In contrast to Cole, Luca Toni of Italy and Fiorentina was never a boy wonder. Like an encouraging number of Italian stars he had come the hard way. That is to say, he had been round and round Italy before he finally broke through as a major spearhead. Born near Modena, a giant of a centre forward standing 1.93 metres and weighing 88 kilos, he began with his local Modena club in division C1 with limited success — 25 appearances in his second season as a teenager, but only five goals. Not till season 2000-2001 did he finally reach Serie A with Vicenza, after spells in Serie C1 and B with Empoli (a mere three games and a single goal in B), Fiorenzuloa, Lodigiani and Treviso.

The following season Brescia bought him and 13 Serie A goals in 28 games seemed a reasonable haul. But he managed just two in 16 games the following season and went south to Sicily and Palermo. There, in Serie B again, it all happened suddenly; a tremendous haul of 30 goals in 45 games and a return to Serie A where he got another 20 in 35 games and won his first cap for Italy in August 2002, appropriately in Palermo.

Fiorentina took him to Florence this season where he has been banging in more goals than any other striker. But ever modest, he refused any comparison with the La Viola's Argentine hero Gabriel `Batigol' Batistuta, free scoring idol of the fans, so prolific that they even put up a statue to him. Meanwhile Toni, linking well with Milan's Alberto Gilardino, has given Italy fresh menace in attack. Toni is now 27.

Almost as tall as Toni, but four kilos lighter and some four years younger, is Sweden's Zlatan Ibramovich. Born in Malmo of immigrant parents, he is more than likely to trouble the England defence in that World Cup group. Very much a law unto himself, always ready to try new tricks and, as he showed in Euro 2004 against Italy in Porto, well able to bring them off, he has been a major force this season with Juventus and their powerful bid for yet another Championship. In 2001, he left Malmo for Ajax of Amsterdam, where he made only a gradual impact — just half a dozen goals in his initial season, 13 each in the two that followed. But once he moved to Turin at the start of last season, goals came in spades; 16 in 35 Serie A matches. And they are coming this season, too. England beware!

Apropos of Cole and Mourinho, however, it should be recalled that scarcely had the Chelsea manager eulogised Cole than, immediately after his team's 2-0 home win over struggling Birmingham, he was castigating him, although some reporters thought Cole the best player on the field. Not Mourinho, who threatened, "One more game like that and you'll be dropped," adding, "He was playing for himself and not the team," then giving Cole four days off, presumably so that he might repent at leisure!

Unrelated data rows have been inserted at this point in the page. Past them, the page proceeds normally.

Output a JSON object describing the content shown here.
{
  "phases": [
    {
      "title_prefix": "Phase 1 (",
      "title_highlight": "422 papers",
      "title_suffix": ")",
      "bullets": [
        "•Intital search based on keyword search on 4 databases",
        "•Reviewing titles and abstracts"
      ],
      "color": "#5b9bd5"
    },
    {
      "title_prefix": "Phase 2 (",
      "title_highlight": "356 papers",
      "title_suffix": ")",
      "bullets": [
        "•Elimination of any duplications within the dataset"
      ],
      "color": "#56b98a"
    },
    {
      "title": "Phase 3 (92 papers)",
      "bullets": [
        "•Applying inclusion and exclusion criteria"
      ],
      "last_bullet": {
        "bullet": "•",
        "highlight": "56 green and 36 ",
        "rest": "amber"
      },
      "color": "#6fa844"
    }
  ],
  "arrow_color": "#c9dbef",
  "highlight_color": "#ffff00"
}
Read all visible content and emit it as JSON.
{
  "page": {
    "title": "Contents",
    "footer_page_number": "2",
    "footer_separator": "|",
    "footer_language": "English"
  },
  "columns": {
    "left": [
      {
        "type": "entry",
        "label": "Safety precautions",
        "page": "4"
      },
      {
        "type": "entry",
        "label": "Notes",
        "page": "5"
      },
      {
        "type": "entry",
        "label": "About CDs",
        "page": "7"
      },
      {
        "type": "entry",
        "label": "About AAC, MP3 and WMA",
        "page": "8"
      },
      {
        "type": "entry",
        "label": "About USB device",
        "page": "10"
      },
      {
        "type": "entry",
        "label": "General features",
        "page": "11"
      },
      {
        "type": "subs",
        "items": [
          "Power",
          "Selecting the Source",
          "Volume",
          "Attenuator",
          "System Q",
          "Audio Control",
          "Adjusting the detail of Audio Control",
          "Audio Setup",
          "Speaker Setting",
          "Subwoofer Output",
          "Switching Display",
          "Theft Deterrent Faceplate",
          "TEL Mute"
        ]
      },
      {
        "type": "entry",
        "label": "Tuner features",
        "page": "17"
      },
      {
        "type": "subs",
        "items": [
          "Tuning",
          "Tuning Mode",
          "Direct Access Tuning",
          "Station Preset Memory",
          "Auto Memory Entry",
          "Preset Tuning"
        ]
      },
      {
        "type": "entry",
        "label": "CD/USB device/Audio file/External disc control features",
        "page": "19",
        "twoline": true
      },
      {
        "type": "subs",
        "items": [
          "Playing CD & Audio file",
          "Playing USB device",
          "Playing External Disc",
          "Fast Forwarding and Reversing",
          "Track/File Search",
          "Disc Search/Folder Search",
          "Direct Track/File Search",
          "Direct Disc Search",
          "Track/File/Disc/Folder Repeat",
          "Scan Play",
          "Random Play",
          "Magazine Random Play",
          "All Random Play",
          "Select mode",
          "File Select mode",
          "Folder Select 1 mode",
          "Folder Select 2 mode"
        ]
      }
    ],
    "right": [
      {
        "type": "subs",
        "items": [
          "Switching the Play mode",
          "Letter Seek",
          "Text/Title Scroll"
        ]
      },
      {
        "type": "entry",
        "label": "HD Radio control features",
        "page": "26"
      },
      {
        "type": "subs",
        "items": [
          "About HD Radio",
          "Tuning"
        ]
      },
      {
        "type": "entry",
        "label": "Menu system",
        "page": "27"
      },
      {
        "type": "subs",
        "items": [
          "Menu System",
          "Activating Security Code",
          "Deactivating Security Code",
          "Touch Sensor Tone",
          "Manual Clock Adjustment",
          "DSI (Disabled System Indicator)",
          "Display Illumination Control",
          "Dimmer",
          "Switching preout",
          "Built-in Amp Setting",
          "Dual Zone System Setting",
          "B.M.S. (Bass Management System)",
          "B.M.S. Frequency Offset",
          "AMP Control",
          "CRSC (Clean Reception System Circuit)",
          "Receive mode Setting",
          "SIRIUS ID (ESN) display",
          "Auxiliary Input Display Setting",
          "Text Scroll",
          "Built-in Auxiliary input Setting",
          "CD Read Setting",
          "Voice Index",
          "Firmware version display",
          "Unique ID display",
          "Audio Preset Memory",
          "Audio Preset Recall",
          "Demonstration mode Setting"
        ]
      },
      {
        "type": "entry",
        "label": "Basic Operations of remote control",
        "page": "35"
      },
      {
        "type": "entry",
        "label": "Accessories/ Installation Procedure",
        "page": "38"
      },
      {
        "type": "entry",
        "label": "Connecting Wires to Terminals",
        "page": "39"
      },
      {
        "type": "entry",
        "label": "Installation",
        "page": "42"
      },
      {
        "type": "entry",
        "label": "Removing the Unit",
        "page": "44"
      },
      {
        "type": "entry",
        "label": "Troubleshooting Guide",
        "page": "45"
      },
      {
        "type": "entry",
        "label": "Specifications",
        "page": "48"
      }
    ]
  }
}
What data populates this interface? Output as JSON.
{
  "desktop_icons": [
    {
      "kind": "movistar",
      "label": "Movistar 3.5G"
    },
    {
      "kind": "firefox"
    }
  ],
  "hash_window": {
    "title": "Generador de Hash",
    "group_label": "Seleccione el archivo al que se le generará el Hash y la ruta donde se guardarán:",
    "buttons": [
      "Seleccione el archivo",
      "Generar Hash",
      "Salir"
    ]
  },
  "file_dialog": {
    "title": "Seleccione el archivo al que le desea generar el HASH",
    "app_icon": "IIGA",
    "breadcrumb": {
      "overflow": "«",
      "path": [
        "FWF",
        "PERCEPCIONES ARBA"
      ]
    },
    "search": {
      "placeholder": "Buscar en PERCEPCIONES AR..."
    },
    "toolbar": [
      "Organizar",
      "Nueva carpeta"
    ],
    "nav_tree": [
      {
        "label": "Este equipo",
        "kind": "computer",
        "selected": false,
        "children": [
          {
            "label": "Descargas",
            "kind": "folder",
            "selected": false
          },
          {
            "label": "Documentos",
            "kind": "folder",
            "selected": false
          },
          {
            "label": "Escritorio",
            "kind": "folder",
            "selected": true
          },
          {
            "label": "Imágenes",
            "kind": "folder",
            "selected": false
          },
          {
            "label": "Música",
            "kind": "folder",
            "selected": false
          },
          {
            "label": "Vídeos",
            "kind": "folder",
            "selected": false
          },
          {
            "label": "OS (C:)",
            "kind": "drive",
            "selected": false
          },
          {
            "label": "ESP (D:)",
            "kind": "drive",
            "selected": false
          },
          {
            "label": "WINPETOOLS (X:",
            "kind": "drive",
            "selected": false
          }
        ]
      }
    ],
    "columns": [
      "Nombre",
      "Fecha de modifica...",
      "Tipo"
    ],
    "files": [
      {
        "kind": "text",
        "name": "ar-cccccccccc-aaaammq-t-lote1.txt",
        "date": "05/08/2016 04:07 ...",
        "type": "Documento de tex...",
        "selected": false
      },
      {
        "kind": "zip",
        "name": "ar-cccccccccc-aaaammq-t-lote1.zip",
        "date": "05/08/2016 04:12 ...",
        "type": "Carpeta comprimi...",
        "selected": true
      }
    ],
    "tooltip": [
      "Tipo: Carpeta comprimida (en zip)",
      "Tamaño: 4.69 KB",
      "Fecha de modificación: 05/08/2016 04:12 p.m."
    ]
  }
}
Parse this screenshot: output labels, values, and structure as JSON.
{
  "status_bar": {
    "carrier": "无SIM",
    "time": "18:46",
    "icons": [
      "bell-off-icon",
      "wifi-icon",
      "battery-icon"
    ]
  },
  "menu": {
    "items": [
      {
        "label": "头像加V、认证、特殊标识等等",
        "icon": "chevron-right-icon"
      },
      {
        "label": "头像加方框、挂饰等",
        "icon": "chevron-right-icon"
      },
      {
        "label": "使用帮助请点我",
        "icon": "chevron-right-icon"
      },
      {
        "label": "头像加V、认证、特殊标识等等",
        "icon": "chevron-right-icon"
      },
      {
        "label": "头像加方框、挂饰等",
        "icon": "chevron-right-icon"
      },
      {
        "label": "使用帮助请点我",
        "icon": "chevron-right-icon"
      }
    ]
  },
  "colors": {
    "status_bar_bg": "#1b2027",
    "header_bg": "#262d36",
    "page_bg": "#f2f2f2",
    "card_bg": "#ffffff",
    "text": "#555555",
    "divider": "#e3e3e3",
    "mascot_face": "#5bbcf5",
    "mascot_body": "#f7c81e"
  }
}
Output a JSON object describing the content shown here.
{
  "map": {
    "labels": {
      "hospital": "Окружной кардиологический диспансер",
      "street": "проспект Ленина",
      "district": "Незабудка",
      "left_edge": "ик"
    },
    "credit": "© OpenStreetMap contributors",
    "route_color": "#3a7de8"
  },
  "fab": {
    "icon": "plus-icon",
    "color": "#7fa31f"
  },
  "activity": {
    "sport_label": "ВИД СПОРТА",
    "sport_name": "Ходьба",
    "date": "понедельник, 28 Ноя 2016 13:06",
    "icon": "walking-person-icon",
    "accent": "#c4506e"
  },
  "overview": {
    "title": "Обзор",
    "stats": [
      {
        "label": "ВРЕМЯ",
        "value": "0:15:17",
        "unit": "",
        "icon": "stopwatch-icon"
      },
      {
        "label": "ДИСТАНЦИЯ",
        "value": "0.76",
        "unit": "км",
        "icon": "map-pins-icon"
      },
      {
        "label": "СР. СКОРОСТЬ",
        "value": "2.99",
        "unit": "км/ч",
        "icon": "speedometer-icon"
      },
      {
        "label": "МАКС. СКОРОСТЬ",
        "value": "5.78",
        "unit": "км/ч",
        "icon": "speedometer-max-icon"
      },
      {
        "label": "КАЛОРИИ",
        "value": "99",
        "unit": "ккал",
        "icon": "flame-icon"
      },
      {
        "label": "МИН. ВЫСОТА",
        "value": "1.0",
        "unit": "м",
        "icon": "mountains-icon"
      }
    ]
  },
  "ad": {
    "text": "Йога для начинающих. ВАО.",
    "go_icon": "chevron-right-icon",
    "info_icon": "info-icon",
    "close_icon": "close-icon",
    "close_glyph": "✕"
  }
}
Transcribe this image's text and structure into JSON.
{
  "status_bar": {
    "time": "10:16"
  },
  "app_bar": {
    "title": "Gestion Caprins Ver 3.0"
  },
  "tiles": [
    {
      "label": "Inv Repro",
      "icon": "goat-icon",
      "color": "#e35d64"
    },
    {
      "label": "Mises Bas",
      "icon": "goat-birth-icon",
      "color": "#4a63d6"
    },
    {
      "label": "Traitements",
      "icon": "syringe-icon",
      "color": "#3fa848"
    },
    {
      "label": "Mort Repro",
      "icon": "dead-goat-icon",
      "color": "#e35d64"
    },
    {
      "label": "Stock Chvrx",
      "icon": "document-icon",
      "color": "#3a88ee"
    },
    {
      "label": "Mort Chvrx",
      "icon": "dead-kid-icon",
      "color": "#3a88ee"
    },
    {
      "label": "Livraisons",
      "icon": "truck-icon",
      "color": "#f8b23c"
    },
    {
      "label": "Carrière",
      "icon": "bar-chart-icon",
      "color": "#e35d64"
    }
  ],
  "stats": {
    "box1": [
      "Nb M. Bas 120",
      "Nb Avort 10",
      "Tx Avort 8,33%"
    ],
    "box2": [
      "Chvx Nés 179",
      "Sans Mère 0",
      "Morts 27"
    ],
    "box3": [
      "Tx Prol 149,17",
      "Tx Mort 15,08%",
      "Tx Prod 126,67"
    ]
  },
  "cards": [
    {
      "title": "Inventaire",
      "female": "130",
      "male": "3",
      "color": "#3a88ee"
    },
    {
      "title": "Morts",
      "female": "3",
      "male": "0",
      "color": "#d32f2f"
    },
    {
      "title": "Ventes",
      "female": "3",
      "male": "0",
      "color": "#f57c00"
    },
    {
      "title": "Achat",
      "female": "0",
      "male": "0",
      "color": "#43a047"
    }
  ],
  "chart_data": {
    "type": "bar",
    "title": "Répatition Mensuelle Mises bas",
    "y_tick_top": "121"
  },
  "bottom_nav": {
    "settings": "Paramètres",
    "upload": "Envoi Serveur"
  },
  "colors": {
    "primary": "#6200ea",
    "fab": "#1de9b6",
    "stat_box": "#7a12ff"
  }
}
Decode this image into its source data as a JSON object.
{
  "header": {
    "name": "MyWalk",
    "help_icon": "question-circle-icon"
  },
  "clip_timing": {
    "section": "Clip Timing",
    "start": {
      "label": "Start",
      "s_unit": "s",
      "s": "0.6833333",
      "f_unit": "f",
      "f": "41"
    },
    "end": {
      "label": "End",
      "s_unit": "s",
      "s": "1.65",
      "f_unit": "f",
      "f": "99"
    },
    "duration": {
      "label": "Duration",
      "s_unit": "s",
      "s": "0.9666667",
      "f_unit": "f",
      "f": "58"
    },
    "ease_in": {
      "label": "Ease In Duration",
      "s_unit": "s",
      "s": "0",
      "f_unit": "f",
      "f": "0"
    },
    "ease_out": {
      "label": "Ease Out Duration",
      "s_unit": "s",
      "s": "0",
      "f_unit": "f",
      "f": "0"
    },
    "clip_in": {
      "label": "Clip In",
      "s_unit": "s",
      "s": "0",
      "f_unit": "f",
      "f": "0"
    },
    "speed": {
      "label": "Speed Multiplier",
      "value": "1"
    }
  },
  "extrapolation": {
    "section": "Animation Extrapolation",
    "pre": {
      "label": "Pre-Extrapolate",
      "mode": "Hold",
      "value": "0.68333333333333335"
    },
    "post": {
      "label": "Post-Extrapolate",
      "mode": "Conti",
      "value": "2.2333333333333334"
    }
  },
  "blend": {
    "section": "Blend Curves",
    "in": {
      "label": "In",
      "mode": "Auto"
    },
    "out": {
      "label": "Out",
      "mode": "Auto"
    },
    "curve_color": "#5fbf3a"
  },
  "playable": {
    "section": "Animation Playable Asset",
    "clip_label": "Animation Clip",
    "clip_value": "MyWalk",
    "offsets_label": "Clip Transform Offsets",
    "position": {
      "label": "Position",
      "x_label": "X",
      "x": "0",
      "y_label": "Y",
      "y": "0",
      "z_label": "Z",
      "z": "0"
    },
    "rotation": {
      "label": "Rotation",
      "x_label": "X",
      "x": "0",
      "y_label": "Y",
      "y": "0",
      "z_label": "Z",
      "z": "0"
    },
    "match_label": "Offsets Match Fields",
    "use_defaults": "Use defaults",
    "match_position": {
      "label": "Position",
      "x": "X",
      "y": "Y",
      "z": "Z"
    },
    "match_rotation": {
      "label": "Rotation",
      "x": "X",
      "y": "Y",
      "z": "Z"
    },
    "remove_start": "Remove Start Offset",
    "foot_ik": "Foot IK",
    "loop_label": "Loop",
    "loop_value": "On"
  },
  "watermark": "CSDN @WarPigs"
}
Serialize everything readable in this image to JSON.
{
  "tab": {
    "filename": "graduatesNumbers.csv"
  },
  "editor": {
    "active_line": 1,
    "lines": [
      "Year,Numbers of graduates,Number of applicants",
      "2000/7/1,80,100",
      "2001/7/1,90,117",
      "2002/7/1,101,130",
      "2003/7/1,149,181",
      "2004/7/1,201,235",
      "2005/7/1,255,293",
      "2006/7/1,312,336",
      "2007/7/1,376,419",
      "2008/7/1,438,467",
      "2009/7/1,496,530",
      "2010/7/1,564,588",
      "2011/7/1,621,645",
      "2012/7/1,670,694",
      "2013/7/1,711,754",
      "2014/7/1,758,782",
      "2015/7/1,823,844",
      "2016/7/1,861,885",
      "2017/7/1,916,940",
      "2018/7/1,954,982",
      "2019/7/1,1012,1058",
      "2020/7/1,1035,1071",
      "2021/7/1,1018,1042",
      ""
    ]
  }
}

You wonder, meanwhile, whether Julio Ceasar, the keeper who this season has replaced Italy international Francesco Toldo in the Inter goal, may even displace Dida in Brazil's goal in Germany.

He has already been capped and looks hugely competent in every aspect.